Now, where was Mr. Mayer, this whole time? Nowhere. Hiding in corners. Avoiding her. If it is so proven and factual and evidenced that he even had the power to single handedly ruin someone, and he would have ruined Jeanette MacDonald for crossing him, why didn’t he ruin Annie? It’s a very similar story as the one that has been created, about Jeanette. Mr. Mayer was so in love with Ann Miller that he asked for her hand, in marriage. Not only did she pretty much laugh in his face and tell him that he was more her mother’s speed, she married someone else and got badly, horrifically abused. Isn’t this what the Louis B. Mayer of Sweethearts was so obsessed with, in regard to Jeanette? But he didn’t ruin Annie. Hell, he wouldn’t even look at her. His studio employed her, though, and she went on to make what have proven to be her most memorable movies. So, tell me why I’m supposed to believe that he could have or would have ruined one of his top moneymakers for marrying the person that many of her fans wanted her to marry, anyway?
Then, of course, there is June Allyson, as well. Unfortunately I can’t find a link to her TCM Private Screenings, so you’ll just have to trust me, on this one. 🙂 In it, she discussed her marriage to Dick Powell with Robert Osborne. When she went to Mr. Mayer to tell him her intentions, he did actually make threats. He would ruin her. June left, still headstrong in her intention to marry Dick Powell, but turned back.

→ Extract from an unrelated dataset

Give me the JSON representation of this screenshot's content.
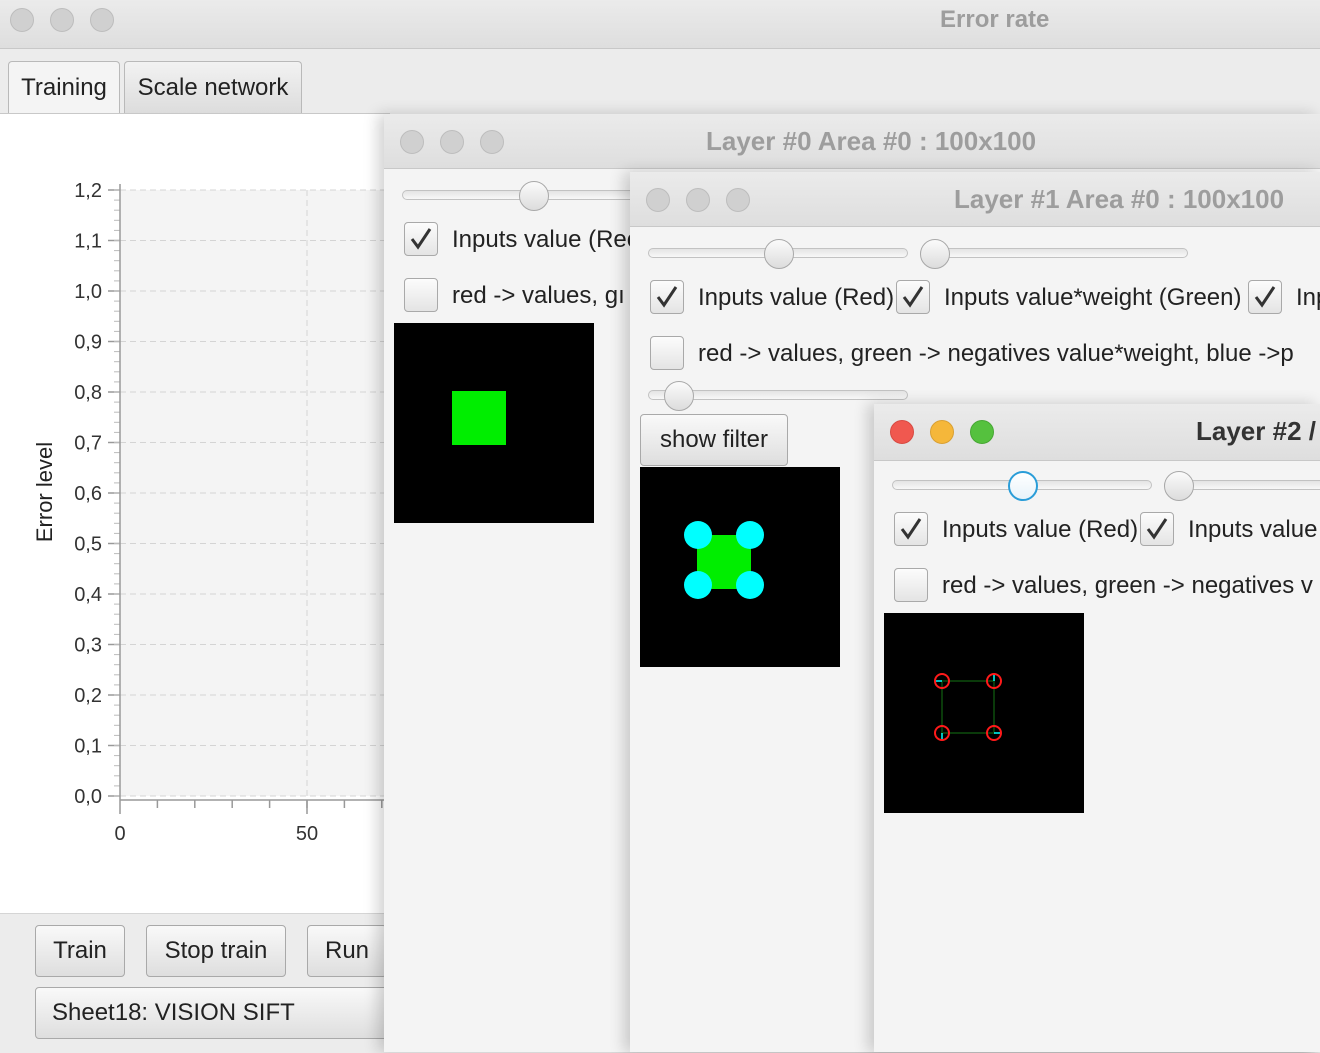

She walked back up to Mr. Mayer and told him she had no one to give her away, at her wedding, and asked him to do it.
Like, he totally still fired her though, right? Noooooo! Date of marriage? August 19th, 1945. She made movies strictly for MGM, until 1953. I don’t know the specifics of her contract, off hand, but let’s just assume she had one. She had a job, anyway. At MGM. She outlasted Mr. Mayer, even.

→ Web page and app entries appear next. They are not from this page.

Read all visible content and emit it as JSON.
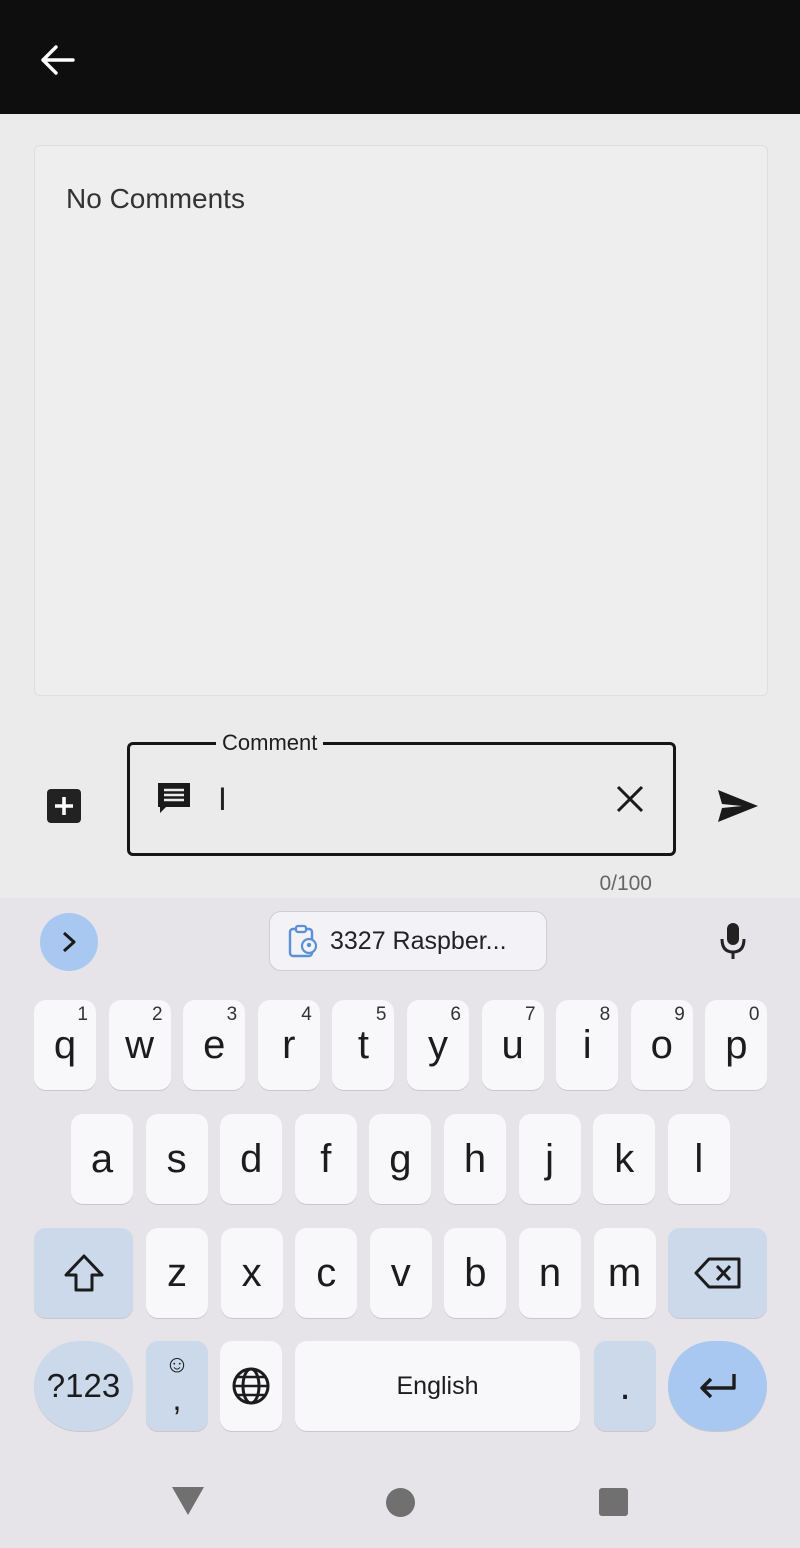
{
  "app_bar": {
    "back_icon": "arrow-left-icon"
  },
  "comments": {
    "empty_text": "No Comments"
  },
  "composer": {
    "add_icon": "plus-box-icon",
    "field_label": "Comment",
    "field_icon": "comment-icon",
    "input_value": "I",
    "clear_icon": "close-icon",
    "send_icon": "send-icon",
    "counter": "0/100"
  },
  "keyboard": {
    "suggestion_chip": "3327 Raspber...",
    "row1": [
      {
        "k": "q",
        "s": "1"
      },
      {
        "k": "w",
        "s": "2"
      },
      {
        "k": "e",
        "s": "3"
      },
      {
        "k": "r",
        "s": "4"
      },
      {
        "k": "t",
        "s": "5"
      },
      {
        "k": "y",
        "s": "6"
      },
      {
        "k": "u",
        "s": "7"
      },
      {
        "k": "i",
        "s": "8"
      },
      {
        "k": "o",
        "s": "9"
      },
      {
        "k": "p",
        "s": "0"
      }
    ],
    "row2": [
      "a",
      "s",
      "d",
      "f",
      "g",
      "h",
      "j",
      "k",
      "l"
    ],
    "row3": [
      "z",
      "x",
      "c",
      "v",
      "b",
      "n",
      "m"
    ],
    "sym_label": "?123",
    "comma": ",",
    "space_label": "English",
    "period": "."
  },
  "colors": {
    "app_bar": "#0e0e0e",
    "keyboard_bg": "#e6e4e9",
    "accent_key": "#a8c8f2",
    "mod_key": "#cbd9ea"
  }
}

Look at the cajones on this girl! Not only did she defy a direct order, she walked up to Mr. Mayer and got him to be in her wedding. In Her Wedding. So please, PLEASE tell me more about how Mr. Mayer would have ruined Jeanette for marrying Nelson Eddy!
At best the only person he ever may have made some half assed attempt to “protect” Jeanette from was Clark Gable. When she wanted him, for San Francisco, he just sat on his hands like “Girl, idk, I can’t force Gable to do anything.” Pure speculation, of course, so don’t quote me, but didn’t Gable do something crazy to a leading lady, in 1935? Isn’t that a thing? I don’t know. We’ll have to check on that one.
And that last part is for appropriating Loretta’s story as proof of your own. You don’t know the half of what that lady went through, and after taking some cheap shots at her, you’re really going to act like you have some sort of emotion about her being put through an ordeal? And you’re going to take what you think her entire ordeal was, and apply it to Jeanette? That’s seriously messed up. So enjoy my spin, my speculative little spin. It sure as hell makes a lot more sense than anything the MacEddy crew has ever come up with.